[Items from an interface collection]
######
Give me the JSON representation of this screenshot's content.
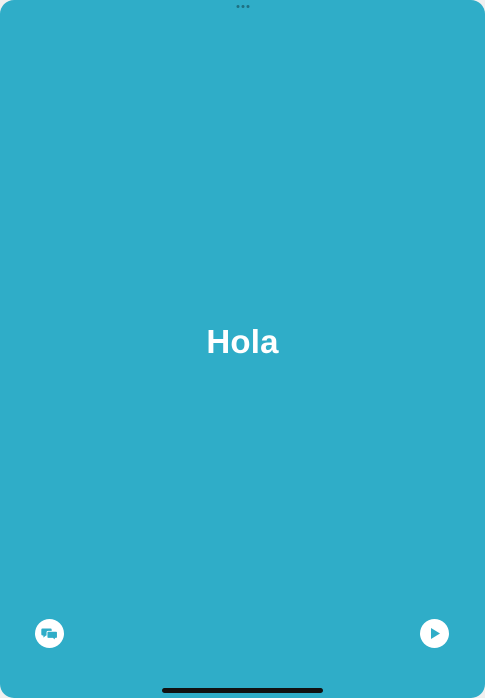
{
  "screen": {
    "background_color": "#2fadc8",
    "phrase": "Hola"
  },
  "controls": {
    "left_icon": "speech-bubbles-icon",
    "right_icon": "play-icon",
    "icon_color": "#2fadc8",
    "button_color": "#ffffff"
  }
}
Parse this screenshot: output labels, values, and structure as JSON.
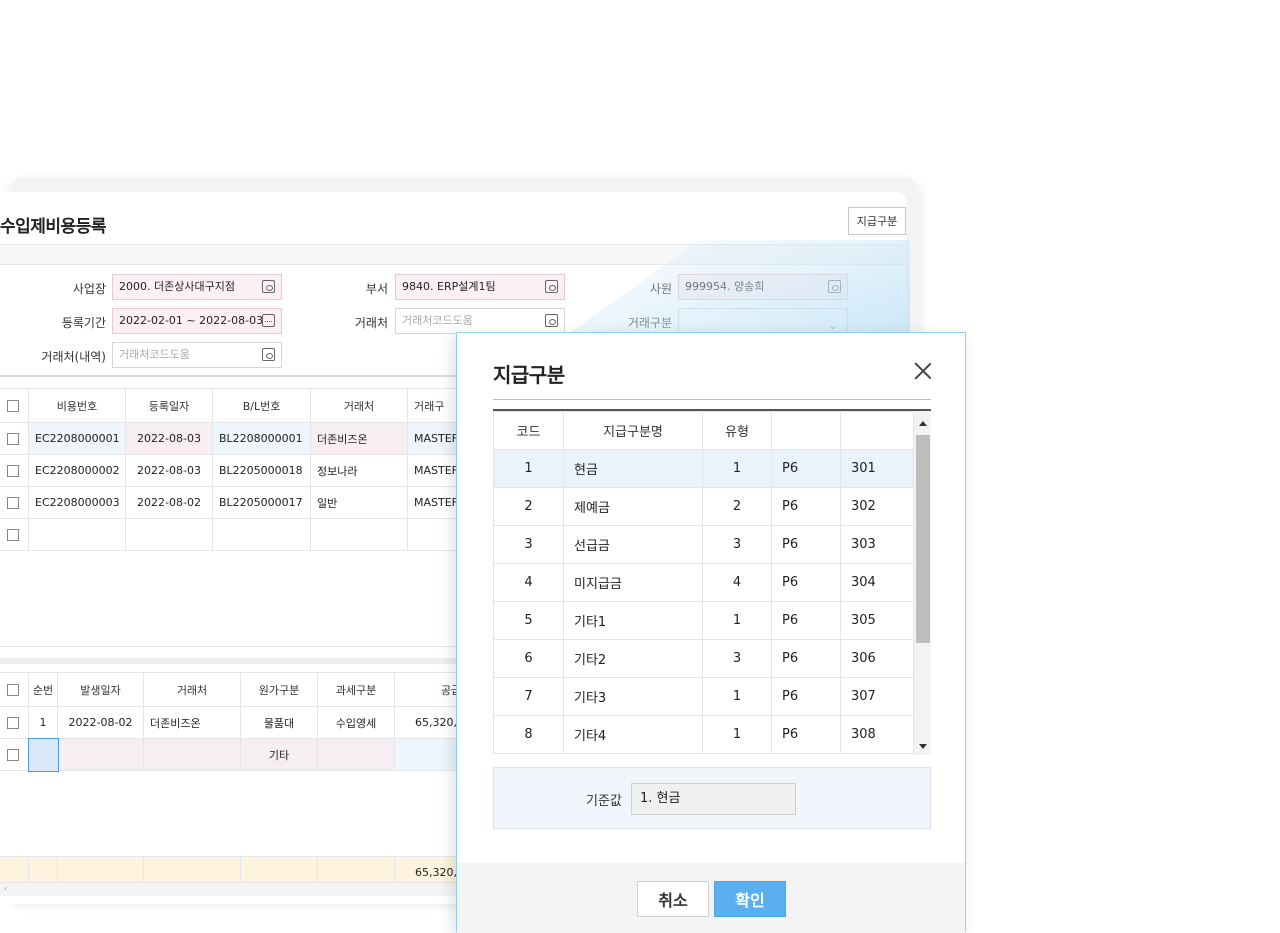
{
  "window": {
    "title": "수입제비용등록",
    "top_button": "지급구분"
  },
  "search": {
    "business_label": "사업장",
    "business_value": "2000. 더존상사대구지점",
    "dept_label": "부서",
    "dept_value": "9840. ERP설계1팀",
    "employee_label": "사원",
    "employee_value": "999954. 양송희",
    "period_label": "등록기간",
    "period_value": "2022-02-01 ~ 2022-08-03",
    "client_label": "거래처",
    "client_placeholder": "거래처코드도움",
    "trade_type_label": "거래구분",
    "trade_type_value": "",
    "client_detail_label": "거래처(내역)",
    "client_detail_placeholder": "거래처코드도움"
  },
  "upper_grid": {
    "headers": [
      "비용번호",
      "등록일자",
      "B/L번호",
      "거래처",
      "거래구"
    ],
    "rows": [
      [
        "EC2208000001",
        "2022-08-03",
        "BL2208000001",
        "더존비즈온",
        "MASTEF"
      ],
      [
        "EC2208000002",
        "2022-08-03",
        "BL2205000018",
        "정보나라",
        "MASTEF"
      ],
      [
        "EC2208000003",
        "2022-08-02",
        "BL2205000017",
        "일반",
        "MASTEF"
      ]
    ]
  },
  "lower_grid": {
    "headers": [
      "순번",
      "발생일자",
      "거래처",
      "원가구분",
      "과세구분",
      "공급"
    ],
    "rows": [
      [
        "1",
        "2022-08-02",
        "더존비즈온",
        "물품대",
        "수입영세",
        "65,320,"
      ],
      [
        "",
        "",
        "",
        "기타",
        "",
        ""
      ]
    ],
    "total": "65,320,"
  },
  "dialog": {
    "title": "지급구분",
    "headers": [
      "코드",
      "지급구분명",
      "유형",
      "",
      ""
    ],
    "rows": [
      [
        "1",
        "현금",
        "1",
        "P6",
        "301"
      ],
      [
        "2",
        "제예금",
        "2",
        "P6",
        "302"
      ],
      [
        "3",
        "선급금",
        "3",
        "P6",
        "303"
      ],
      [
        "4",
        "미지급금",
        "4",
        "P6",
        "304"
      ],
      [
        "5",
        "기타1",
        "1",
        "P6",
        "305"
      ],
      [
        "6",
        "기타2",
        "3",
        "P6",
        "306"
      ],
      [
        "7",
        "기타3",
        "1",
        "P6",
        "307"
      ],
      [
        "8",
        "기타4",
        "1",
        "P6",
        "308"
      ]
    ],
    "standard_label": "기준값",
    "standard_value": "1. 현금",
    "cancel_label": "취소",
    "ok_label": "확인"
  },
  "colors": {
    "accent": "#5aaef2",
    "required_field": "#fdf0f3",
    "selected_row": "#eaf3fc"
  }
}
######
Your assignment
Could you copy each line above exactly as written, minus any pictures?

Result of this exercise
Give me the JSON representation of this screenshot's content.
{
  "screen": {
    "background_color": "#2fadc8",
    "phrase": "Hola"
  },
  "controls": {
    "left_icon": "speech-bubbles-icon",
    "right_icon": "play-icon",
    "icon_color": "#2fadc8",
    "button_color": "#ffffff"
  }
}
Parse this screenshot: output labels, values, and structure as JSON.
{
  "window": {
    "title": "수입제비용등록",
    "top_button": "지급구분"
  },
  "search": {
    "business_label": "사업장",
    "business_value": "2000. 더존상사대구지점",
    "dept_label": "부서",
    "dept_value": "9840. ERP설계1팀",
    "employee_label": "사원",
    "employee_value": "999954. 양송희",
    "period_label": "등록기간",
    "period_value": "2022-02-01 ~ 2022-08-03",
    "client_label": "거래처",
    "client_placeholder": "거래처코드도움",
    "trade_type_label": "거래구분",
    "trade_type_value": "",
    "client_detail_label": "거래처(내역)",
    "client_detail_placeholder": "거래처코드도움"
  },
  "upper_grid": {
    "headers": [
      "비용번호",
      "등록일자",
      "B/L번호",
      "거래처",
      "거래구"
    ],
    "rows": [
      [
        "EC2208000001",
        "2022-08-03",
        "BL2208000001",
        "더존비즈온",
        "MASTEF"
      ],
      [
        "EC2208000002",
        "2022-08-03",
        "BL2205000018",
        "정보나라",
        "MASTEF"
      ],
      [
        "EC2208000003",
        "2022-08-02",
        "BL2205000017",
        "일반",
        "MASTEF"
      ]
    ]
  },
  "lower_grid": {
    "headers": [
      "순번",
      "발생일자",
      "거래처",
      "원가구분",
      "과세구분",
      "공급"
    ],
    "rows": [
      [
        "1",
        "2022-08-02",
        "더존비즈온",
        "물품대",
        "수입영세",
        "65,320,"
      ],
      [
        "",
        "",
        "",
        "기타",
        "",
        ""
      ]
    ],
    "total": "65,320,"
  },
  "dialog": {
    "title": "지급구분",
    "headers": [
      "코드",
      "지급구분명",
      "유형",
      "",
      ""
    ],
    "rows": [
      [
        "1",
        "현금",
        "1",
        "P6",
        "301"
      ],
      [
        "2",
        "제예금",
        "2",
        "P6",
        "302"
      ],
      [
        "3",
        "선급금",
        "3",
        "P6",
        "303"
      ],
      [
        "4",
        "미지급금",
        "4",
        "P6",
        "304"
      ],
      [
        "5",
        "기타1",
        "1",
        "P6",
        "305"
      ],
      [
        "6",
        "기타2",
        "3",
        "P6",
        "306"
      ],
      [
        "7",
        "기타3",
        "1",
        "P6",
        "307"
      ],
      [
        "8",
        "기타4",
        "1",
        "P6",
        "308"
      ]
    ],
    "standard_label": "기준값",
    "standard_value": "1. 현금",
    "cancel_label": "취소",
    "ok_label": "확인"
  },
  "colors": {
    "accent": "#5aaef2",
    "required_field": "#fdf0f3",
    "selected_row": "#eaf3fc"
  }
}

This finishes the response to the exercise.